Here’s a midweek hot take: I think Ed Woodward is doing a great handling the Romelu Lukaku negotiations. United want £80 million for the striker (£5m of any fee would go to Everton and United want to recoup the £75 they paid for him).
Internazionale are offering less than that. They know Lukaku doesn’t fit into Ole Gunnar Solskjaer’s plans. They know the striker wants to leave. It should be cut and dry; If you’re United you don’t want an uncommitted player wallowing around your club.
United fans have mixed opinions about Lukaku. Some love him, some not so much. I’m very much on record as being part of the latter group. At the end of May, I did a ton of research trying to figure out just exactly what Lukaku is. It’s one of the highest trafficked posts on my blog, and I ultimately concluded that he’s the best second tier striker out there. He’s just not the top tier striker United need.
Selling Lukaku would be the best for all parties. Lukaku doesn’t want to spend a season in his prime on the bench. United could surely benefit from clearing his lofty wages off their books. But that doesn’t mean they have to sell him and Woodward should be commended for not balking at his asking price. Despite everything I’ve written about the Belgian, he can still help United win this year.
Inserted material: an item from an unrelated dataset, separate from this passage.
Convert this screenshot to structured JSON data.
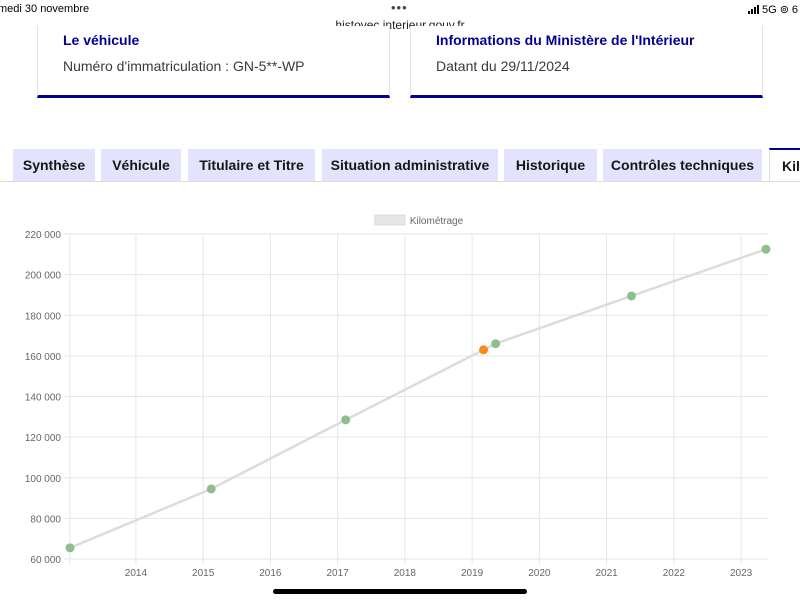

When Ole Gunnar Solskjaer took over as United manager in December there was a noticeable change in how United played. They were now going to press teams and run on them. They featured a dynamic front three of Marcus Rashford, Jesse Lingard, and Anthony Martial.
United were at their best playing this way until injury and fatigue caught up to them. They didn’t have anyone else who could step into the front three and play that style.
That exposed United’s biggest problem: they could only play one way. Lukaku doesn’t fit that style and the rest of the team didn’t fit the style that best suits Lukaku.
This preseason wasn’t just about rebuilding the players on the team and gaining fitness. It was about building a team that can play in multiple styles when the time calls for it.
Title winning teams don’t win every match 4-0. They win a lot of matches 4-0 but what separates the title winners from third or fourth is their ability to find a breakthrough and win 1-0 when things aren’t going well.
Over the past few years, whether it was under Solskjaer, José Mourinho, or Louis van Gaal United had one way of playing. Home or away, big club or small club, the team played with the same tactics week in week out.
For the most part, they did fine against the big clubs. Yes, there were some embarrassing duds in there, but there were also big wins that were equally embarrassing for their opponents.
What separated United from the title race wasn’t their performance against the rest of the top four. It was consistently being inconsistent against the minnows of the league. Failing to beat the Burnleys and West Broms at home. Losing to all three newly promoted sides. Being the only Premier League team to not win at Huddersfield.
When teams thwarted United’s initial plan they had no answer. Marouane Fellaini’s 12 Premier League goals wasn’t much of a Plan B.
How does Lukaku fit into this? Solskjaer is building a team that can play multiple styles.
Daniel James is a pacy winger who can play as part of Solskjaer’s dynamic font three, or as a traditional winger who can provide service to Lukaku. It may only be preseason but Mason Greenwood has been giving the Reds a legitimate right wing option that they haven’t had in quite some time.
Ultimately that high pressing style is going to be Solskjaer’s preference this season, which is why Lukaku knows he won’t be first choice. But with the ability to change styles, Solskjaer could sporadically pick when to unleash Lukaku.
We already know Lukaku thrives against teams outside the top six. He’s at his best against mid table teams that have a go against United. With new options out wide, Soskjaer can bring in Lukaku to provide a different look for United, and provide much needed rest to either Rashford or Martial.
Playing Lukaku requires United to change the way they play when he’s on the field, which is something the club is now more equipped to handle. They’ll be able to change their tactics and shape based on who their opponents are. Instead of trotting out the front three that benefits from pressing and running, they can change their style of play, and keep the pressers fresh for the matches when they’ll need them.
As I mentioned before, United’s biggest issue in recent years wasn’t at the top, it was inconsistency against the rest of the league that killed them. It was against teams that liked to sit back and defend. Whereas runners and counter attackers Rashford and Martial struggle in these games, Lukaku dominates these teams.
At the start of Solskjaer’s reign, Lukaku found success coming off the bench. While it’s not his ideal role, it still a far better plan B than bringing on Fellaini and having everyone try to hoof the ball to him.
All of this of course requires Lukaku to buy in to Solskjaer’s plan, something that he has not yet done. At the moment selling Lukaku is still the move that benefits everyone.
If no sale happens Lukaku can still play a significant role for United this year. This isn’t a sell at all cost situation (like Alexis Sánchez), and Ed Woodward should be commended for not wavering.